When people think of Elizabeth Maconchy's music, if they do, then it is usually of her string quartets. She just isn't widely performed or recorded, which is both extraordinary and wrong for a composer who was a star of the Royal Academy of Music during the 1930s, and who subsequently enjoyed as many commissions, performances and broadcasts as her contemporaries. No mean feat in an age when to be a female composer was to be at an indisputable disadvantage. Today, even the aforementioned quartets have only been recorded once, and the 2007 centenary of her birth passed largely unmarked. How wonderful, then, for Chandos to record The Sofa (1957) for the first time since the BBC in 1967, and The Departure (1961), on disc here for the very first time. Both operas work particularly well as recordings; their short length helps, but the credit really goes to Independent Opera's vibrant productions.
Those who know the sombre, tightly organised quartets may be surprised by The Sofa's louche, mischievous score. It tells the story of Prince Dominic who is turned into a sofa by his grandmother, midway through a party he is hosting, as punishment for his loose morals. The spell will be broken when a couple makes love on top of him. Independent Opera’s performance is right on the money with its recreation of the frantic, flirty, youthful energy of a party full of hopeful lovers. It’s as frothy as the champagne they're drinking, but without the slurred speech – diction is uniformly crystal-clear. After such hedonistic abandonment, The Departure is a stark contrast. It enacts a final meeting and profession of love between Julia, who has recently been killed in a car crash, and her bereaved husband Mark. The performances of mezzo soprano Louise Poole and baritone Hakan Vramsmo heighten the chilling subject matter; they throw themselves into their tortured characters, and Poole’s pure top notes and richly honeyed lower register send ghostly prickles down the spine.

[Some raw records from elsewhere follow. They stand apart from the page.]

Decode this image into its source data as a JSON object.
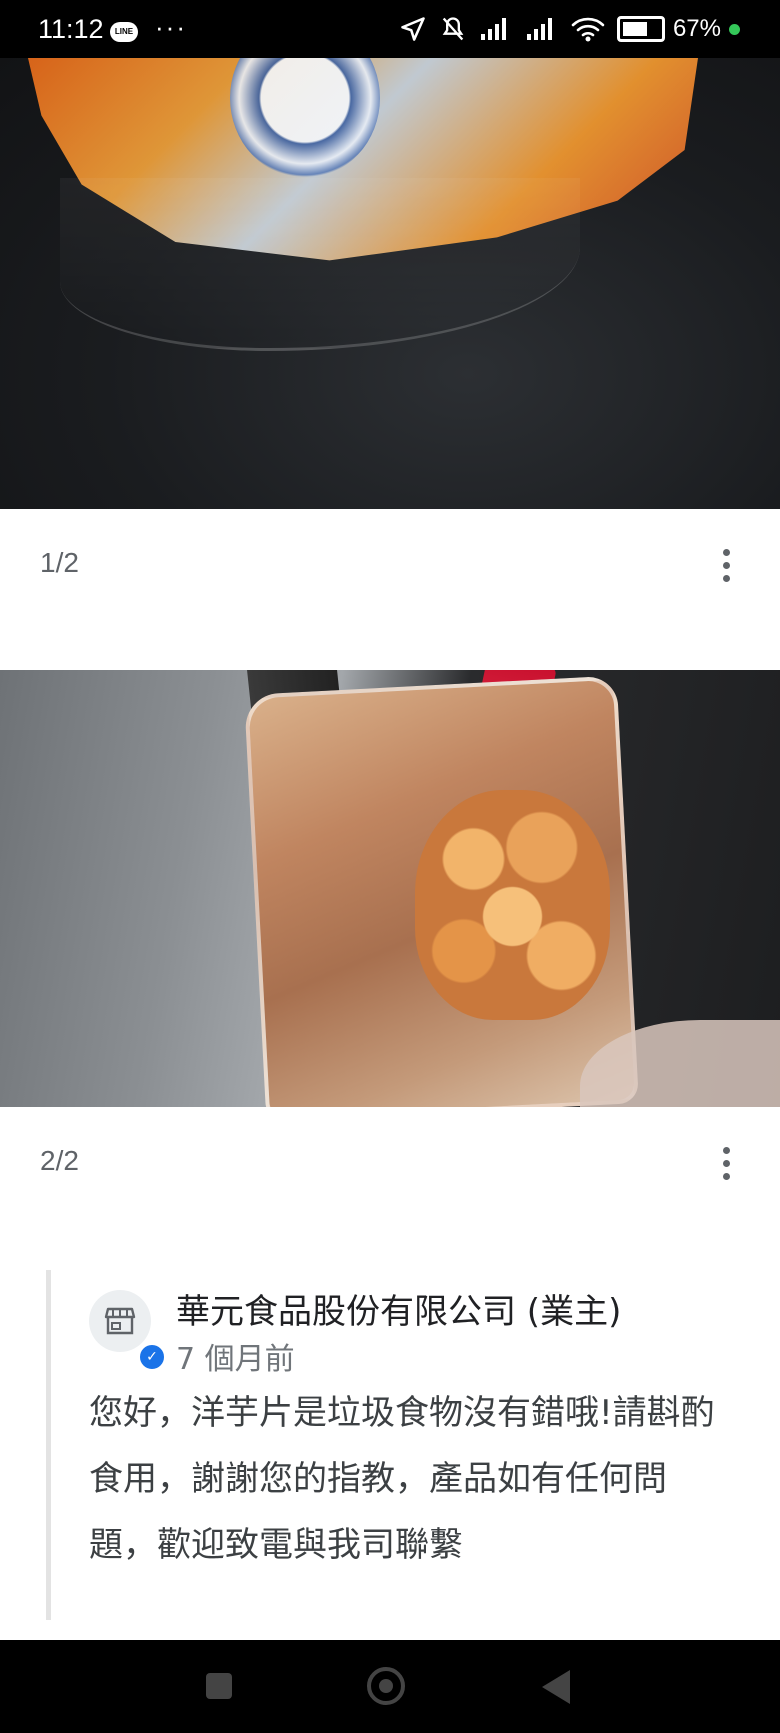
{
  "status_bar": {
    "time": "11:12",
    "line_badge": "LINE",
    "more": "···",
    "battery": "67%"
  },
  "gallery": [
    {
      "counter": "1/2"
    },
    {
      "counter": "2/2"
    }
  ],
  "reply": {
    "owner_name": "華元食品股份有限公司 (業主)",
    "time": "7 個月前",
    "text": "您好，洋芋片是垃圾食物沒有錯哦!請斟酌食用，謝謝您的指教，產品如有任何問題，歡迎致電與我司聯繫"
  },
  "colors": {
    "verified_badge": "#1a73e8",
    "status_dot": "#34c759"
  },
  "icons": [
    "navigation-arrow-icon",
    "mute-icon",
    "signal-icon",
    "wifi-icon",
    "battery-icon",
    "more-vert-icon",
    "store-icon",
    "verified-icon",
    "recents-icon",
    "home-icon",
    "back-icon"
  ]
}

Independent Opera have demonstrated what a sacrilege it is that these two works should have been allowed to gather mothballs for over 40 years.